| ASSIGNMENT |
In the records, find every line with the word "JSON" and copy it out.

Records contained in a dataset
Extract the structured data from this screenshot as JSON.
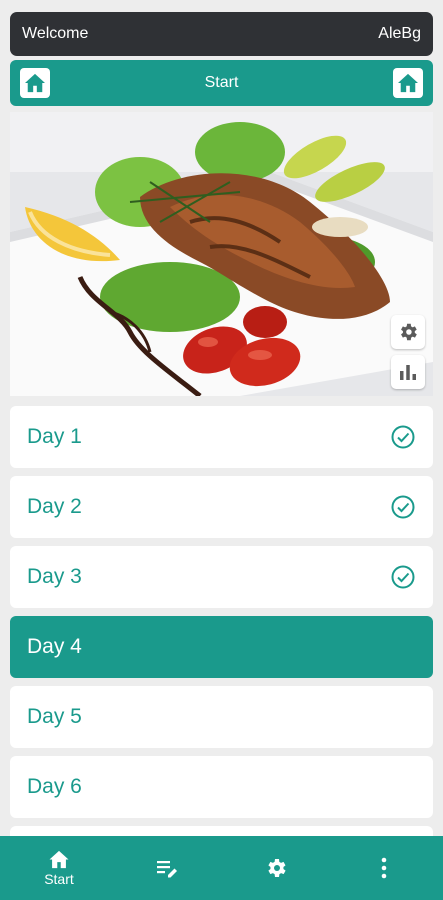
{
  "header": {
    "welcome": "Welcome",
    "user": "AleBg"
  },
  "subheader": {
    "title": "Start"
  },
  "days": [
    {
      "label": "Day 1",
      "completed": true,
      "active": false
    },
    {
      "label": "Day 2",
      "completed": true,
      "active": false
    },
    {
      "label": "Day 3",
      "completed": true,
      "active": false
    },
    {
      "label": "Day 4",
      "completed": false,
      "active": true
    },
    {
      "label": "Day 5",
      "completed": false,
      "active": false
    },
    {
      "label": "Day 6",
      "completed": false,
      "active": false
    }
  ],
  "bottom_nav": {
    "home_label": "Start",
    "icons": [
      "home-icon",
      "edit-list-icon",
      "gear-icon",
      "more-vertical-icon"
    ]
  },
  "colors": {
    "accent": "#1a9a8c",
    "header": "#2f3135",
    "background": "#ededed"
  }
}
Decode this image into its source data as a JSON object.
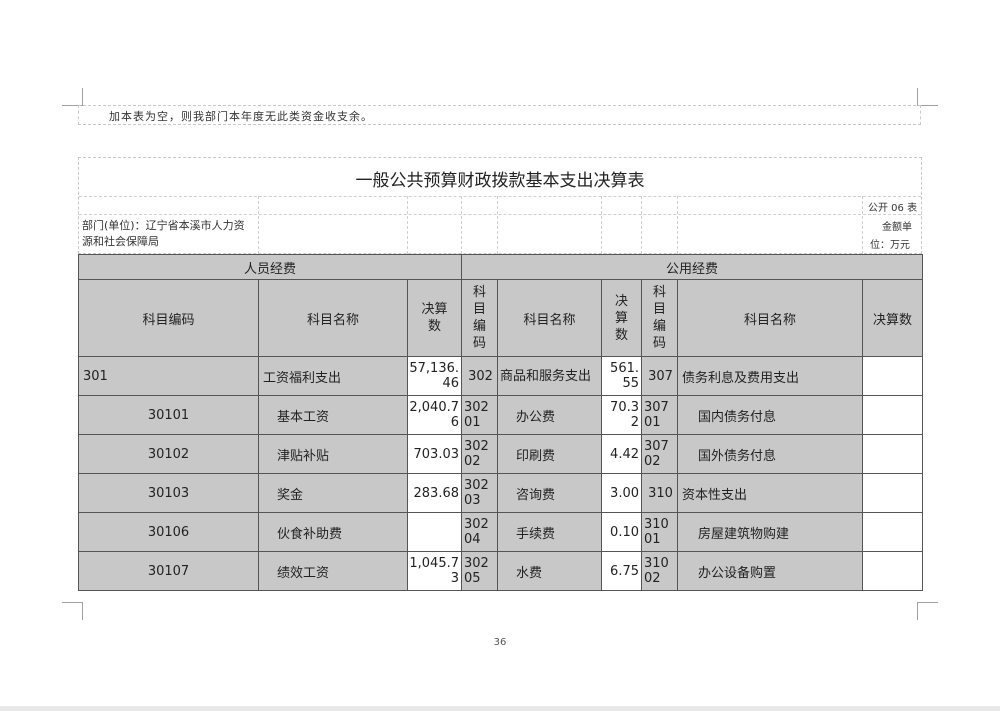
{
  "note": "加本表为空，则我部门本年度无此类资金收支余。",
  "title": "一般公共预算财政拨款基本支出决算表",
  "table_no": "公开 06 表",
  "unit_line1": "金额单",
  "unit_line2": "位：万元",
  "department": "部门(单位)：辽宁省本溪市人力资源和社会保障局",
  "groups": {
    "personnel": "人员经费",
    "public": "公用经费"
  },
  "headers": {
    "code": "科目编码",
    "name": "科目名称",
    "amount": "决算数",
    "code_vertical": "科目编码",
    "amount_vertical": "决算数"
  },
  "rows": [
    {
      "p_code": "301",
      "p_name": "工资福利支出",
      "p_amt": "57,136.46",
      "g_code": "302",
      "g_name": "商品和服务支出",
      "g_amt": "561.55",
      "o_code": "307",
      "o_name": "债务利息及费用支出",
      "o_amt": ""
    },
    {
      "p_code": "30101",
      "p_name": "基本工资",
      "p_amt": "2,040.76",
      "g_code": "30201",
      "g_name": "办公费",
      "g_amt": "70.32",
      "o_code": "30701",
      "o_name": "国内债务付息",
      "o_amt": ""
    },
    {
      "p_code": "30102",
      "p_name": "津贴补贴",
      "p_amt": "703.03",
      "g_code": "30202",
      "g_name": "印刷费",
      "g_amt": "4.42",
      "o_code": "30702",
      "o_name": "国外债务付息",
      "o_amt": ""
    },
    {
      "p_code": "30103",
      "p_name": "奖金",
      "p_amt": "283.68",
      "g_code": "30203",
      "g_name": "咨询费",
      "g_amt": "3.00",
      "o_code": "310",
      "o_name": "资本性支出",
      "o_amt": ""
    },
    {
      "p_code": "30106",
      "p_name": "伙食补助费",
      "p_amt": "",
      "g_code": "30204",
      "g_name": "手续费",
      "g_amt": "0.10",
      "o_code": "31001",
      "o_name": "房屋建筑物购建",
      "o_amt": ""
    },
    {
      "p_code": "30107",
      "p_name": "绩效工资",
      "p_amt": "1,045.73",
      "g_code": "30205",
      "g_name": "水费",
      "g_amt": "6.75",
      "o_code": "31002",
      "o_name": "办公设备购置",
      "o_amt": ""
    }
  ],
  "page_number": "36"
}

| FINAL ANSWER |
Extract the structured data from this screenshot as JSON.
Decode this image into its source data as a JSON object.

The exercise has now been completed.